- RECORDS TO PROCESS:
== Segment start ==

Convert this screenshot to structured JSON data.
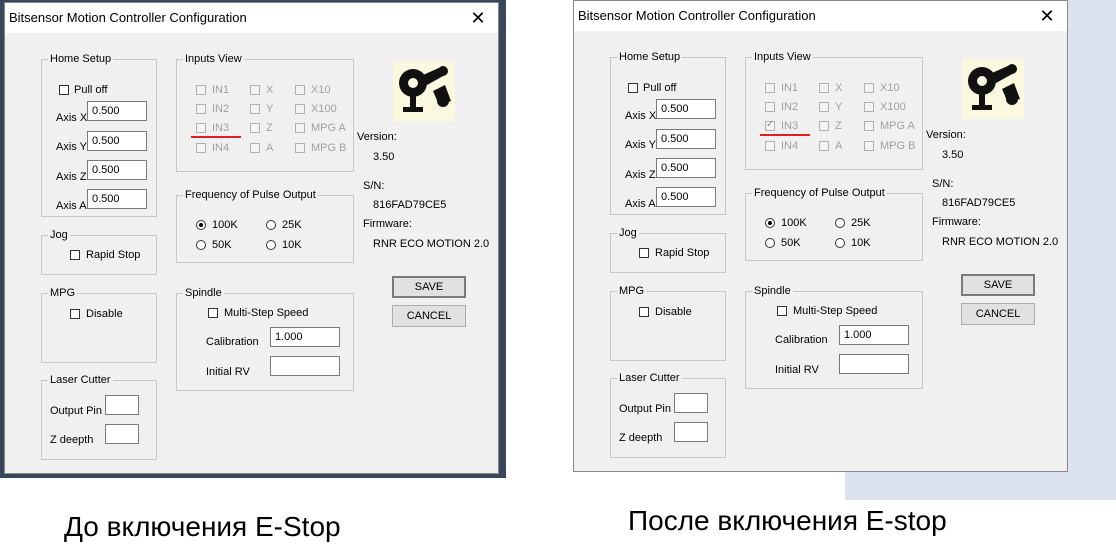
{
  "panels": [
    {
      "caption": "До включения E-Stop",
      "title": "Bitsensor Motion Controller Configuration",
      "close_glyph": "✕",
      "home_setup": {
        "label": "Home Setup",
        "pull_off": "Pull off",
        "axes": [
          {
            "label": "Axis X",
            "value": "0.500"
          },
          {
            "label": "Axis Y",
            "value": "0.500"
          },
          {
            "label": "Axis Z",
            "value": "0.500"
          },
          {
            "label": "Axis A",
            "value": "0.500"
          }
        ]
      },
      "inputs_view": {
        "label": "Inputs View",
        "col1": [
          "IN1",
          "IN2",
          "IN3",
          "IN4"
        ],
        "col2": [
          "X",
          "Y",
          "Z",
          "A"
        ],
        "col3": [
          "X10",
          "X100",
          "MPG A",
          "MPG B"
        ],
        "in3_checked": false
      },
      "jog": {
        "label": "Jog",
        "rapid_stop": "Rapid Stop"
      },
      "mpg": {
        "label": "MPG",
        "disable": "Disable"
      },
      "laser": {
        "label": "Laser Cutter",
        "output_pin": "Output Pin",
        "z_depth": "Z deepth",
        "output_pin_value": "",
        "z_depth_value": ""
      },
      "frequency": {
        "label": "Frequency of Pulse Output",
        "options": [
          "100K",
          "25K",
          "50K",
          "10K"
        ],
        "selected": "100K"
      },
      "spindle": {
        "label": "Spindle",
        "multi_step": "Multi-Step Speed",
        "calibration_label": "Calibration",
        "calibration_value": "1.000",
        "initial_rv_label": "Initial RV",
        "initial_rv_value": ""
      },
      "info": {
        "version_label": "Version:",
        "version": "3.50",
        "sn_label": "S/N:",
        "sn": "816FAD79CE5",
        "firmware_label": "Firmware:",
        "firmware": "RNR ECO MOTION 2.0"
      },
      "buttons": {
        "save": "SAVE",
        "cancel": "CANCEL"
      },
      "logo_icon": "robot-arm-logo-icon"
    },
    {
      "caption": "После включения E-stop",
      "title": "Bitsensor Motion Controller Configuration",
      "close_glyph": "✕",
      "home_setup": {
        "label": "Home Setup",
        "pull_off": "Pull off",
        "axes": [
          {
            "label": "Axis X",
            "value": "0.500"
          },
          {
            "label": "Axis Y",
            "value": "0.500"
          },
          {
            "label": "Axis Z",
            "value": "0.500"
          },
          {
            "label": "Axis A",
            "value": "0.500"
          }
        ]
      },
      "inputs_view": {
        "label": "Inputs View",
        "col1": [
          "IN1",
          "IN2",
          "IN3",
          "IN4"
        ],
        "col2": [
          "X",
          "Y",
          "Z",
          "A"
        ],
        "col3": [
          "X10",
          "X100",
          "MPG A",
          "MPG B"
        ],
        "in3_checked": true
      },
      "jog": {
        "label": "Jog",
        "rapid_stop": "Rapid Stop"
      },
      "mpg": {
        "label": "MPG",
        "disable": "Disable"
      },
      "laser": {
        "label": "Laser Cutter",
        "output_pin": "Output Pin",
        "z_depth": "Z deepth",
        "output_pin_value": "",
        "z_depth_value": ""
      },
      "frequency": {
        "label": "Frequency of Pulse Output",
        "options": [
          "100K",
          "25K",
          "50K",
          "10K"
        ],
        "selected": "100K"
      },
      "spindle": {
        "label": "Spindle",
        "multi_step": "Multi-Step Speed",
        "calibration_label": "Calibration",
        "calibration_value": "1.000",
        "initial_rv_label": "Initial RV",
        "initial_rv_value": ""
      },
      "info": {
        "version_label": "Version:",
        "version": "3.50",
        "sn_label": "S/N:",
        "sn": "816FAD79CE5",
        "firmware_label": "Firmware:",
        "firmware": "RNR ECO MOTION 2.0"
      },
      "buttons": {
        "save": "SAVE",
        "cancel": "CANCEL"
      },
      "logo_icon": "robot-arm-logo-icon"
    }
  ],
  "colors": {
    "dialog_bg": "#f0f0f0",
    "annotation_line": "#e02020",
    "desktop_bg": "#2b3a4a",
    "desktop_bg_right": "#dde3ee"
  }
}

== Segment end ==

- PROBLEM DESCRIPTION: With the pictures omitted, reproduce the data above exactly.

- TASK SOLUTION:
Convert this screenshot to structured JSON data.
{
  "panels": [
    {
      "caption": "До включения E-Stop",
      "title": "Bitsensor Motion Controller Configuration",
      "close_glyph": "✕",
      "home_setup": {
        "label": "Home Setup",
        "pull_off": "Pull off",
        "axes": [
          {
            "label": "Axis X",
            "value": "0.500"
          },
          {
            "label": "Axis Y",
            "value": "0.500"
          },
          {
            "label": "Axis Z",
            "value": "0.500"
          },
          {
            "label": "Axis A",
            "value": "0.500"
          }
        ]
      },
      "inputs_view": {
        "label": "Inputs View",
        "col1": [
          "IN1",
          "IN2",
          "IN3",
          "IN4"
        ],
        "col2": [
          "X",
          "Y",
          "Z",
          "A"
        ],
        "col3": [
          "X10",
          "X100",
          "MPG A",
          "MPG B"
        ],
        "in3_checked": false
      },
      "jog": {
        "label": "Jog",
        "rapid_stop": "Rapid Stop"
      },
      "mpg": {
        "label": "MPG",
        "disable": "Disable"
      },
      "laser": {
        "label": "Laser Cutter",
        "output_pin": "Output Pin",
        "z_depth": "Z deepth",
        "output_pin_value": "",
        "z_depth_value": ""
      },
      "frequency": {
        "label": "Frequency of Pulse Output",
        "options": [
          "100K",
          "25K",
          "50K",
          "10K"
        ],
        "selected": "100K"
      },
      "spindle": {
        "label": "Spindle",
        "multi_step": "Multi-Step Speed",
        "calibration_label": "Calibration",
        "calibration_value": "1.000",
        "initial_rv_label": "Initial RV",
        "initial_rv_value": ""
      },
      "info": {
        "version_label": "Version:",
        "version": "3.50",
        "sn_label": "S/N:",
        "sn": "816FAD79CE5",
        "firmware_label": "Firmware:",
        "firmware": "RNR ECO MOTION 2.0"
      },
      "buttons": {
        "save": "SAVE",
        "cancel": "CANCEL"
      },
      "logo_icon": "robot-arm-logo-icon"
    },
    {
      "caption": "После включения E-stop",
      "title": "Bitsensor Motion Controller Configuration",
      "close_glyph": "✕",
      "home_setup": {
        "label": "Home Setup",
        "pull_off": "Pull off",
        "axes": [
          {
            "label": "Axis X",
            "value": "0.500"
          },
          {
            "label": "Axis Y",
            "value": "0.500"
          },
          {
            "label": "Axis Z",
            "value": "0.500"
          },
          {
            "label": "Axis A",
            "value": "0.500"
          }
        ]
      },
      "inputs_view": {
        "label": "Inputs View",
        "col1": [
          "IN1",
          "IN2",
          "IN3",
          "IN4"
        ],
        "col2": [
          "X",
          "Y",
          "Z",
          "A"
        ],
        "col3": [
          "X10",
          "X100",
          "MPG A",
          "MPG B"
        ],
        "in3_checked": true
      },
      "jog": {
        "label": "Jog",
        "rapid_stop": "Rapid Stop"
      },
      "mpg": {
        "label": "MPG",
        "disable": "Disable"
      },
      "laser": {
        "label": "Laser Cutter",
        "output_pin": "Output Pin",
        "z_depth": "Z deepth",
        "output_pin_value": "",
        "z_depth_value": ""
      },
      "frequency": {
        "label": "Frequency of Pulse Output",
        "options": [
          "100K",
          "25K",
          "50K",
          "10K"
        ],
        "selected": "100K"
      },
      "spindle": {
        "label": "Spindle",
        "multi_step": "Multi-Step Speed",
        "calibration_label": "Calibration",
        "calibration_value": "1.000",
        "initial_rv_label": "Initial RV",
        "initial_rv_value": ""
      },
      "info": {
        "version_label": "Version:",
        "version": "3.50",
        "sn_label": "S/N:",
        "sn": "816FAD79CE5",
        "firmware_label": "Firmware:",
        "firmware": "RNR ECO MOTION 2.0"
      },
      "buttons": {
        "save": "SAVE",
        "cancel": "CANCEL"
      },
      "logo_icon": "robot-arm-logo-icon"
    }
  ],
  "colors": {
    "dialog_bg": "#f0f0f0",
    "annotation_line": "#e02020",
    "desktop_bg": "#2b3a4a",
    "desktop_bg_right": "#dde3ee"
  }
}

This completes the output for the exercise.